_Work instruction_.
Output each entry that follows exactly. Images stay out.

### Data records

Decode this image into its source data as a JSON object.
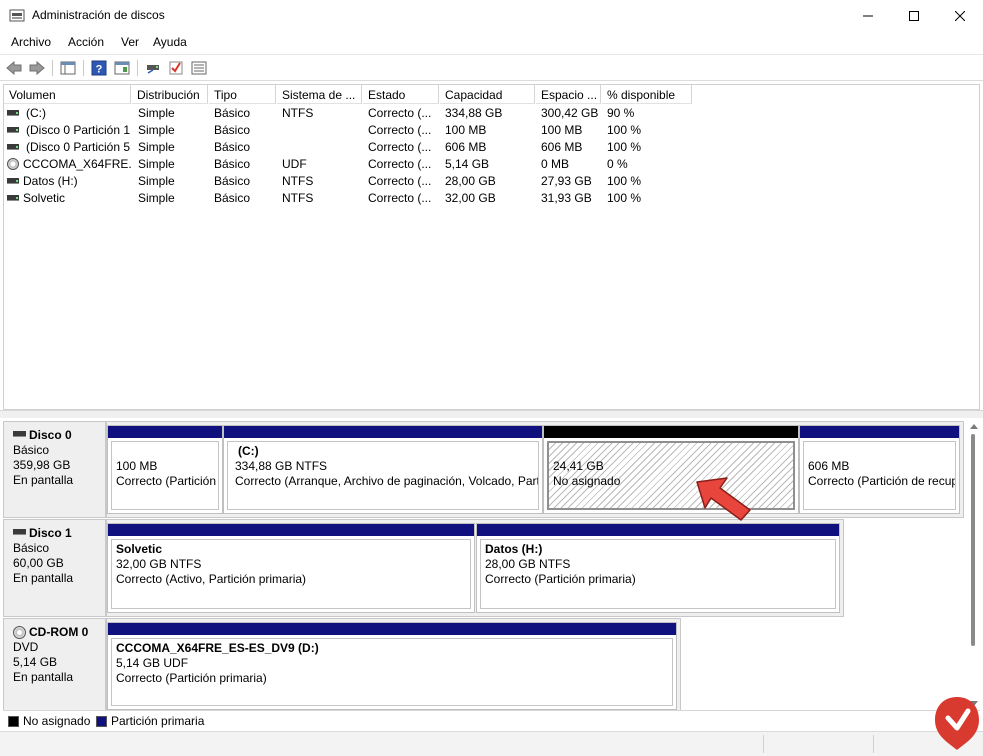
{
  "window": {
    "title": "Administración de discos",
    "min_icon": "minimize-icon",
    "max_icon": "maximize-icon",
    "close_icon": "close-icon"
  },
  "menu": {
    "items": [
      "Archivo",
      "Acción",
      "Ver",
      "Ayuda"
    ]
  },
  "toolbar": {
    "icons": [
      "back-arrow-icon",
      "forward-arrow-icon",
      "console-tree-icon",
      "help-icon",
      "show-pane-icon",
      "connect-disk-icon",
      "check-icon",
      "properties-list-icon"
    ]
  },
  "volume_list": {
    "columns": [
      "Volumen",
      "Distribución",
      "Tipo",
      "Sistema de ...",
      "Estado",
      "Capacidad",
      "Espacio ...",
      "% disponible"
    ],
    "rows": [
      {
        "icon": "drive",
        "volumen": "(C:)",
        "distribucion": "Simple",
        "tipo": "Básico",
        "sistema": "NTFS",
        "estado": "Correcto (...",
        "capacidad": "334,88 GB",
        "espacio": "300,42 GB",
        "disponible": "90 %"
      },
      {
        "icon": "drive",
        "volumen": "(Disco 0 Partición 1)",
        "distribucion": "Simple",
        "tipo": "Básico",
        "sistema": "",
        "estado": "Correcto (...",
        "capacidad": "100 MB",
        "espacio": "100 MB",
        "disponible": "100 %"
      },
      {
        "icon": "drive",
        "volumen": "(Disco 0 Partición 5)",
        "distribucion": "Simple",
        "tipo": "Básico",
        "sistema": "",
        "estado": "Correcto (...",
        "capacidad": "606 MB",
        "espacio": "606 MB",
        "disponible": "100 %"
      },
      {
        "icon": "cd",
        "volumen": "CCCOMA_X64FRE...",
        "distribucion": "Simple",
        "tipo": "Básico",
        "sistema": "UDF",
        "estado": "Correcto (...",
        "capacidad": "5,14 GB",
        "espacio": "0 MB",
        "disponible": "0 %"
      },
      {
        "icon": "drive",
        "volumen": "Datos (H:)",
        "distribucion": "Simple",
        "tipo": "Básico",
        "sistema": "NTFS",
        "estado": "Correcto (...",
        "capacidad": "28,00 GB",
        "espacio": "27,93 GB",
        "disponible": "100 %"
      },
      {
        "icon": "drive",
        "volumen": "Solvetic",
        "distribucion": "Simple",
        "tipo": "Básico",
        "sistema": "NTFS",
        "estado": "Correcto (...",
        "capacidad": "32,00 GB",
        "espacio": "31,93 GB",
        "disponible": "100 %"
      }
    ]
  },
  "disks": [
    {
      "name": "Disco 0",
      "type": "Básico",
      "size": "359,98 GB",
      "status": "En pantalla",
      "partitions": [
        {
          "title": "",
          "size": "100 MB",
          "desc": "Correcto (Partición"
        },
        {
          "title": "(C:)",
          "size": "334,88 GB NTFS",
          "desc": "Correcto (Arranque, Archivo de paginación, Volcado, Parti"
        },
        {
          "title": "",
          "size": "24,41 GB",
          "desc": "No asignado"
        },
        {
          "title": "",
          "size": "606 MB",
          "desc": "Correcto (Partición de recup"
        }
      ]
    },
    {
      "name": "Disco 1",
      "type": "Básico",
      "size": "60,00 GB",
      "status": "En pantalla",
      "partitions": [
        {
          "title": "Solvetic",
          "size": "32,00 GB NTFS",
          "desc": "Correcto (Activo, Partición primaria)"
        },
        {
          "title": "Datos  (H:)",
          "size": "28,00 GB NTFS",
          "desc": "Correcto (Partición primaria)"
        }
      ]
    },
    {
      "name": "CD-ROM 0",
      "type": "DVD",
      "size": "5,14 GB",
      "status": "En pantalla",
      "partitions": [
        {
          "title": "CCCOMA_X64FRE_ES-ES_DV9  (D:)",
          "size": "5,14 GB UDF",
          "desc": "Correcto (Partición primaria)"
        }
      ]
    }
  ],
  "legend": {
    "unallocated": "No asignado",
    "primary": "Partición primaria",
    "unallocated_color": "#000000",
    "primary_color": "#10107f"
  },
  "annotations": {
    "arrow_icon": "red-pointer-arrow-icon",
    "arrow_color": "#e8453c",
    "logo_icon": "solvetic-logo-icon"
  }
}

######

_Your response_.
Decode this image into its source data as a JSON object.
{
  "window": {
    "title": "Administración de discos",
    "min_icon": "minimize-icon",
    "max_icon": "maximize-icon",
    "close_icon": "close-icon"
  },
  "menu": {
    "items": [
      "Archivo",
      "Acción",
      "Ver",
      "Ayuda"
    ]
  },
  "toolbar": {
    "icons": [
      "back-arrow-icon",
      "forward-arrow-icon",
      "console-tree-icon",
      "help-icon",
      "show-pane-icon",
      "connect-disk-icon",
      "check-icon",
      "properties-list-icon"
    ]
  },
  "volume_list": {
    "columns": [
      "Volumen",
      "Distribución",
      "Tipo",
      "Sistema de ...",
      "Estado",
      "Capacidad",
      "Espacio ...",
      "% disponible"
    ],
    "rows": [
      {
        "icon": "drive",
        "volumen": "(C:)",
        "distribucion": "Simple",
        "tipo": "Básico",
        "sistema": "NTFS",
        "estado": "Correcto (...",
        "capacidad": "334,88 GB",
        "espacio": "300,42 GB",
        "disponible": "90 %"
      },
      {
        "icon": "drive",
        "volumen": "(Disco 0 Partición 1)",
        "distribucion": "Simple",
        "tipo": "Básico",
        "sistema": "",
        "estado": "Correcto (...",
        "capacidad": "100 MB",
        "espacio": "100 MB",
        "disponible": "100 %"
      },
      {
        "icon": "drive",
        "volumen": "(Disco 0 Partición 5)",
        "distribucion": "Simple",
        "tipo": "Básico",
        "sistema": "",
        "estado": "Correcto (...",
        "capacidad": "606 MB",
        "espacio": "606 MB",
        "disponible": "100 %"
      },
      {
        "icon": "cd",
        "volumen": "CCCOMA_X64FRE...",
        "distribucion": "Simple",
        "tipo": "Básico",
        "sistema": "UDF",
        "estado": "Correcto (...",
        "capacidad": "5,14 GB",
        "espacio": "0 MB",
        "disponible": "0 %"
      },
      {
        "icon": "drive",
        "volumen": "Datos (H:)",
        "distribucion": "Simple",
        "tipo": "Básico",
        "sistema": "NTFS",
        "estado": "Correcto (...",
        "capacidad": "28,00 GB",
        "espacio": "27,93 GB",
        "disponible": "100 %"
      },
      {
        "icon": "drive",
        "volumen": "Solvetic",
        "distribucion": "Simple",
        "tipo": "Básico",
        "sistema": "NTFS",
        "estado": "Correcto (...",
        "capacidad": "32,00 GB",
        "espacio": "31,93 GB",
        "disponible": "100 %"
      }
    ]
  },
  "disks": [
    {
      "name": "Disco 0",
      "type": "Básico",
      "size": "359,98 GB",
      "status": "En pantalla",
      "partitions": [
        {
          "title": "",
          "size": "100 MB",
          "desc": "Correcto (Partición"
        },
        {
          "title": "(C:)",
          "size": "334,88 GB NTFS",
          "desc": "Correcto (Arranque, Archivo de paginación, Volcado, Parti"
        },
        {
          "title": "",
          "size": "24,41 GB",
          "desc": "No asignado"
        },
        {
          "title": "",
          "size": "606 MB",
          "desc": "Correcto (Partición de recup"
        }
      ]
    },
    {
      "name": "Disco 1",
      "type": "Básico",
      "size": "60,00 GB",
      "status": "En pantalla",
      "partitions": [
        {
          "title": "Solvetic",
          "size": "32,00 GB NTFS",
          "desc": "Correcto (Activo, Partición primaria)"
        },
        {
          "title": "Datos  (H:)",
          "size": "28,00 GB NTFS",
          "desc": "Correcto (Partición primaria)"
        }
      ]
    },
    {
      "name": "CD-ROM 0",
      "type": "DVD",
      "size": "5,14 GB",
      "status": "En pantalla",
      "partitions": [
        {
          "title": "CCCOMA_X64FRE_ES-ES_DV9  (D:)",
          "size": "5,14 GB UDF",
          "desc": "Correcto (Partición primaria)"
        }
      ]
    }
  ],
  "legend": {
    "unallocated": "No asignado",
    "primary": "Partición primaria",
    "unallocated_color": "#000000",
    "primary_color": "#10107f"
  },
  "annotations": {
    "arrow_icon": "red-pointer-arrow-icon",
    "arrow_color": "#e8453c",
    "logo_icon": "solvetic-logo-icon"
  }
}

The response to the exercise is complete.